>>>>
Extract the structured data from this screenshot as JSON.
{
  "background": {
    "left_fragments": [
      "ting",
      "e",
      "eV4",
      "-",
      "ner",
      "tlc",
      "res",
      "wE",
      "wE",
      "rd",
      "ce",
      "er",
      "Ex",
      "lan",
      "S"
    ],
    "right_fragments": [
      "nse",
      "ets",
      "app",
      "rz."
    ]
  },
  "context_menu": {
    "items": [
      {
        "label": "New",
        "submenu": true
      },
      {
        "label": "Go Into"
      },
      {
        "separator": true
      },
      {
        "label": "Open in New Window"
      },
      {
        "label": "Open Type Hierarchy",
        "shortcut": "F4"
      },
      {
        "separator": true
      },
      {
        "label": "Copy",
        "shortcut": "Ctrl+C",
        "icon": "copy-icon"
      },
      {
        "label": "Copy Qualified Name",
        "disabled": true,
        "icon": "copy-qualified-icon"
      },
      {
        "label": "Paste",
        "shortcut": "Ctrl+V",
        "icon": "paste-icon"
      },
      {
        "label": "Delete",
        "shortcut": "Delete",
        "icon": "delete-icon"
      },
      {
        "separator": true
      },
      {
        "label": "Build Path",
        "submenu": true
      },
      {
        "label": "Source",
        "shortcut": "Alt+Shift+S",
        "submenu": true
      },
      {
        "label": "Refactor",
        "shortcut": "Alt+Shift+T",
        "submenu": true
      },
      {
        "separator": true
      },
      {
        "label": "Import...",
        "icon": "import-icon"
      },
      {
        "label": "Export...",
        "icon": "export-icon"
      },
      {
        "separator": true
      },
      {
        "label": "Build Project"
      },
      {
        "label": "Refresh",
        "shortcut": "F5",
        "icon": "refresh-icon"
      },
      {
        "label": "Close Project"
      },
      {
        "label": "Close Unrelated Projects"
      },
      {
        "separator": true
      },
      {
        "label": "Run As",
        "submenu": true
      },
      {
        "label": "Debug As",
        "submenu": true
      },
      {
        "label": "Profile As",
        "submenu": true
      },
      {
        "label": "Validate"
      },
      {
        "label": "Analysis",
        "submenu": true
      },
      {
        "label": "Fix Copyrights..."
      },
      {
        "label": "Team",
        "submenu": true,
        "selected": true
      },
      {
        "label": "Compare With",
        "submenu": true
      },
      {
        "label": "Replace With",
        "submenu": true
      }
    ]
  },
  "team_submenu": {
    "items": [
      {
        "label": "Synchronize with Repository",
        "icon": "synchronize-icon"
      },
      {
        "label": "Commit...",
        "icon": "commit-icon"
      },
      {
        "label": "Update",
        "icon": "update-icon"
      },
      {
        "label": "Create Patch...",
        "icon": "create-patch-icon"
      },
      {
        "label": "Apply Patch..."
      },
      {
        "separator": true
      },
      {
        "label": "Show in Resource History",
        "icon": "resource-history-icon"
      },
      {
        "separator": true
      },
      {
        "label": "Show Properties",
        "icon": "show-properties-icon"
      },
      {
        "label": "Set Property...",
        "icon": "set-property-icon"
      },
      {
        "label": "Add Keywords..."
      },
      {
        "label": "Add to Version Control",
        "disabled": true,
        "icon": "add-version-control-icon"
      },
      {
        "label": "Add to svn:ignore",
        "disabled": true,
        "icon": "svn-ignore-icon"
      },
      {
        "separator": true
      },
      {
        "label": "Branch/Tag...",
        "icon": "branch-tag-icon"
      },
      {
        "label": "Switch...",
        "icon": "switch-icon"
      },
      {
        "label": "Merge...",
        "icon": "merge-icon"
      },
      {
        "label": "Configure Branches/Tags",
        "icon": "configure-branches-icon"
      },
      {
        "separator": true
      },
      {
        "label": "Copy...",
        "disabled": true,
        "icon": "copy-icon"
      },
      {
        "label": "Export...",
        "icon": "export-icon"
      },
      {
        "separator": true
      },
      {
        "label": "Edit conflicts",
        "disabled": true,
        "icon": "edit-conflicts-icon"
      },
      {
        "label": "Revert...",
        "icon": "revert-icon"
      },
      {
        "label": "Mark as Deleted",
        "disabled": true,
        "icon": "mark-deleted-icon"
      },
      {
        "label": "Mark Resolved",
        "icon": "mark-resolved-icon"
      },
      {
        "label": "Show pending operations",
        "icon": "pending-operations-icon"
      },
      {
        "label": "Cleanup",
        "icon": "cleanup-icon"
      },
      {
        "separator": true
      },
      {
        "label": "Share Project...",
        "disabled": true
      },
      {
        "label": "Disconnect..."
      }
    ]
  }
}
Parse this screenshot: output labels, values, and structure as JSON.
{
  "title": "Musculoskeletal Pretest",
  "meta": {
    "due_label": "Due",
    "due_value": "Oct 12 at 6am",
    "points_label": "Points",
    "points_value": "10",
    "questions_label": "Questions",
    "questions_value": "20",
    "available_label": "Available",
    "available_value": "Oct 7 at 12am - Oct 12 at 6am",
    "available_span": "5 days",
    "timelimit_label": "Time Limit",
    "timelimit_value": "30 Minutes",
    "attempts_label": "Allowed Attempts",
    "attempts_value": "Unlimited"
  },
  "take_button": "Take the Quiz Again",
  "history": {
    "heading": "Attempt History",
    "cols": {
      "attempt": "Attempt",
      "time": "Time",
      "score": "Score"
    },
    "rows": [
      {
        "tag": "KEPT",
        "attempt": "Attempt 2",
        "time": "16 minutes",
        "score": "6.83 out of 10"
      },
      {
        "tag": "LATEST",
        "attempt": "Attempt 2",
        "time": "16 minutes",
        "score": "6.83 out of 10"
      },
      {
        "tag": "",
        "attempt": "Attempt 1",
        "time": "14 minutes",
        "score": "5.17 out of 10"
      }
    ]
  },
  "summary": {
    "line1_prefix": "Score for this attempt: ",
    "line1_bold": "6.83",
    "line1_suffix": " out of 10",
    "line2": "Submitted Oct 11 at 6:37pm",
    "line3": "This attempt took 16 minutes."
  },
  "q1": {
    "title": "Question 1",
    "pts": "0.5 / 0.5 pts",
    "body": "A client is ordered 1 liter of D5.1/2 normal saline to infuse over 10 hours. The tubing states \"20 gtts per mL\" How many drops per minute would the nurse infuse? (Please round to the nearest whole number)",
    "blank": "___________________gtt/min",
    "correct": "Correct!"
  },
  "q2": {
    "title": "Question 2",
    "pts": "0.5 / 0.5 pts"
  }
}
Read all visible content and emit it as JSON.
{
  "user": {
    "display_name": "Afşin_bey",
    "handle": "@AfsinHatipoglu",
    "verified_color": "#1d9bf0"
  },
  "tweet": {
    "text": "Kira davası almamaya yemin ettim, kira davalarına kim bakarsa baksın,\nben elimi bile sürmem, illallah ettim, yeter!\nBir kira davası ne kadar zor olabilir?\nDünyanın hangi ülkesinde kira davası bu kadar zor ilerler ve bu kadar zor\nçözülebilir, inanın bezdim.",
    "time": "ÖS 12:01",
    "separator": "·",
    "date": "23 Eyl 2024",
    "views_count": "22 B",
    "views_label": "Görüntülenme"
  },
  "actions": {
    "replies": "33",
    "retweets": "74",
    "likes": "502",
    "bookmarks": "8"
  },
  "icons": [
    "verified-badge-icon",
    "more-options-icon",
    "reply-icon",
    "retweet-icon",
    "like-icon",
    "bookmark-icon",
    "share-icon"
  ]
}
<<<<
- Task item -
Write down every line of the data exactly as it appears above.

- Output below -
Extract the structured data from this screenshot as JSON.
{
  "background": {
    "left_fragments": [
      "ting",
      "e",
      "eV4",
      "-",
      "ner",
      "tlc",
      "res",
      "wE",
      "wE",
      "rd",
      "ce",
      "er",
      "Ex",
      "lan",
      "S"
    ],
    "right_fragments": [
      "nse",
      "ets",
      "app",
      "rz."
    ]
  },
  "context_menu": {
    "items": [
      {
        "label": "New",
        "submenu": true
      },
      {
        "label": "Go Into"
      },
      {
        "separator": true
      },
      {
        "label": "Open in New Window"
      },
      {
        "label": "Open Type Hierarchy",
        "shortcut": "F4"
      },
      {
        "separator": true
      },
      {
        "label": "Copy",
        "shortcut": "Ctrl+C",
        "icon": "copy-icon"
      },
      {
        "label": "Copy Qualified Name",
        "disabled": true,
        "icon": "copy-qualified-icon"
      },
      {
        "label": "Paste",
        "shortcut": "Ctrl+V",
        "icon": "paste-icon"
      },
      {
        "label": "Delete",
        "shortcut": "Delete",
        "icon": "delete-icon"
      },
      {
        "separator": true
      },
      {
        "label": "Build Path",
        "submenu": true
      },
      {
        "label": "Source",
        "shortcut": "Alt+Shift+S",
        "submenu": true
      },
      {
        "label": "Refactor",
        "shortcut": "Alt+Shift+T",
        "submenu": true
      },
      {
        "separator": true
      },
      {
        "label": "Import...",
        "icon": "import-icon"
      },
      {
        "label": "Export...",
        "icon": "export-icon"
      },
      {
        "separator": true
      },
      {
        "label": "Build Project"
      },
      {
        "label": "Refresh",
        "shortcut": "F5",
        "icon": "refresh-icon"
      },
      {
        "label": "Close Project"
      },
      {
        "label": "Close Unrelated Projects"
      },
      {
        "separator": true
      },
      {
        "label": "Run As",
        "submenu": true
      },
      {
        "label": "Debug As",
        "submenu": true
      },
      {
        "label": "Profile As",
        "submenu": true
      },
      {
        "label": "Validate"
      },
      {
        "label": "Analysis",
        "submenu": true
      },
      {
        "label": "Fix Copyrights..."
      },
      {
        "label": "Team",
        "submenu": true,
        "selected": true
      },
      {
        "label": "Compare With",
        "submenu": true
      },
      {
        "label": "Replace With",
        "submenu": true
      }
    ]
  },
  "team_submenu": {
    "items": [
      {
        "label": "Synchronize with Repository",
        "icon": "synchronize-icon"
      },
      {
        "label": "Commit...",
        "icon": "commit-icon"
      },
      {
        "label": "Update",
        "icon": "update-icon"
      },
      {
        "label": "Create Patch...",
        "icon": "create-patch-icon"
      },
      {
        "label": "Apply Patch..."
      },
      {
        "separator": true
      },
      {
        "label": "Show in Resource History",
        "icon": "resource-history-icon"
      },
      {
        "separator": true
      },
      {
        "label": "Show Properties",
        "icon": "show-properties-icon"
      },
      {
        "label": "Set Property...",
        "icon": "set-property-icon"
      },
      {
        "label": "Add Keywords..."
      },
      {
        "label": "Add to Version Control",
        "disabled": true,
        "icon": "add-version-control-icon"
      },
      {
        "label": "Add to svn:ignore",
        "disabled": true,
        "icon": "svn-ignore-icon"
      },
      {
        "separator": true
      },
      {
        "label": "Branch/Tag...",
        "icon": "branch-tag-icon"
      },
      {
        "label": "Switch...",
        "icon": "switch-icon"
      },
      {
        "label": "Merge...",
        "icon": "merge-icon"
      },
      {
        "label": "Configure Branches/Tags",
        "icon": "configure-branches-icon"
      },
      {
        "separator": true
      },
      {
        "label": "Copy...",
        "disabled": true,
        "icon": "copy-icon"
      },
      {
        "label": "Export...",
        "icon": "export-icon"
      },
      {
        "separator": true
      },
      {
        "label": "Edit conflicts",
        "disabled": true,
        "icon": "edit-conflicts-icon"
      },
      {
        "label": "Revert...",
        "icon": "revert-icon"
      },
      {
        "label": "Mark as Deleted",
        "disabled": true,
        "icon": "mark-deleted-icon"
      },
      {
        "label": "Mark Resolved",
        "icon": "mark-resolved-icon"
      },
      {
        "label": "Show pending operations",
        "icon": "pending-operations-icon"
      },
      {
        "label": "Cleanup",
        "icon": "cleanup-icon"
      },
      {
        "separator": true
      },
      {
        "label": "Share Project...",
        "disabled": true
      },
      {
        "label": "Disconnect..."
      }
    ]
  }
}
Parse this screenshot: output labels, values, and structure as JSON.
{
  "title": "Musculoskeletal Pretest",
  "meta": {
    "due_label": "Due",
    "due_value": "Oct 12 at 6am",
    "points_label": "Points",
    "points_value": "10",
    "questions_label": "Questions",
    "questions_value": "20",
    "available_label": "Available",
    "available_value": "Oct 7 at 12am - Oct 12 at 6am",
    "available_span": "5 days",
    "timelimit_label": "Time Limit",
    "timelimit_value": "30 Minutes",
    "attempts_label": "Allowed Attempts",
    "attempts_value": "Unlimited"
  },
  "take_button": "Take the Quiz Again",
  "history": {
    "heading": "Attempt History",
    "cols": {
      "attempt": "Attempt",
      "time": "Time",
      "score": "Score"
    },
    "rows": [
      {
        "tag": "KEPT",
        "attempt": "Attempt 2",
        "time": "16 minutes",
        "score": "6.83 out of 10"
      },
      {
        "tag": "LATEST",
        "attempt": "Attempt 2",
        "time": "16 minutes",
        "score": "6.83 out of 10"
      },
      {
        "tag": "",
        "attempt": "Attempt 1",
        "time": "14 minutes",
        "score": "5.17 out of 10"
      }
    ]
  },
  "summary": {
    "line1_prefix": "Score for this attempt: ",
    "line1_bold": "6.83",
    "line1_suffix": " out of 10",
    "line2": "Submitted Oct 11 at 6:37pm",
    "line3": "This attempt took 16 minutes."
  },
  "q1": {
    "title": "Question 1",
    "pts": "0.5 / 0.5 pts",
    "body": "A client is ordered 1 liter of D5.1/2 normal saline to infuse over 10 hours. The tubing states \"20 gtts per mL\" How many drops per minute would the nurse infuse? (Please round to the nearest whole number)",
    "blank": "___________________gtt/min",
    "correct": "Correct!"
  },
  "q2": {
    "title": "Question 2",
    "pts": "0.5 / 0.5 pts"
  }
}
Read all visible content and emit it as JSON.
{
  "user": {
    "display_name": "Afşin_bey",
    "handle": "@AfsinHatipoglu",
    "verified_color": "#1d9bf0"
  },
  "tweet": {
    "text": "Kira davası almamaya yemin ettim, kira davalarına kim bakarsa baksın,\nben elimi bile sürmem, illallah ettim, yeter!\nBir kira davası ne kadar zor olabilir?\nDünyanın hangi ülkesinde kira davası bu kadar zor ilerler ve bu kadar zor\nçözülebilir, inanın bezdim.",
    "time": "ÖS 12:01",
    "separator": "·",
    "date": "23 Eyl 2024",
    "views_count": "22 B",
    "views_label": "Görüntülenme"
  },
  "actions": {
    "replies": "33",
    "retweets": "74",
    "likes": "502",
    "bookmarks": "8"
  },
  "icons": [
    "verified-badge-icon",
    "more-options-icon",
    "reply-icon",
    "retweet-icon",
    "like-icon",
    "bookmark-icon",
    "share-icon"
  ]
}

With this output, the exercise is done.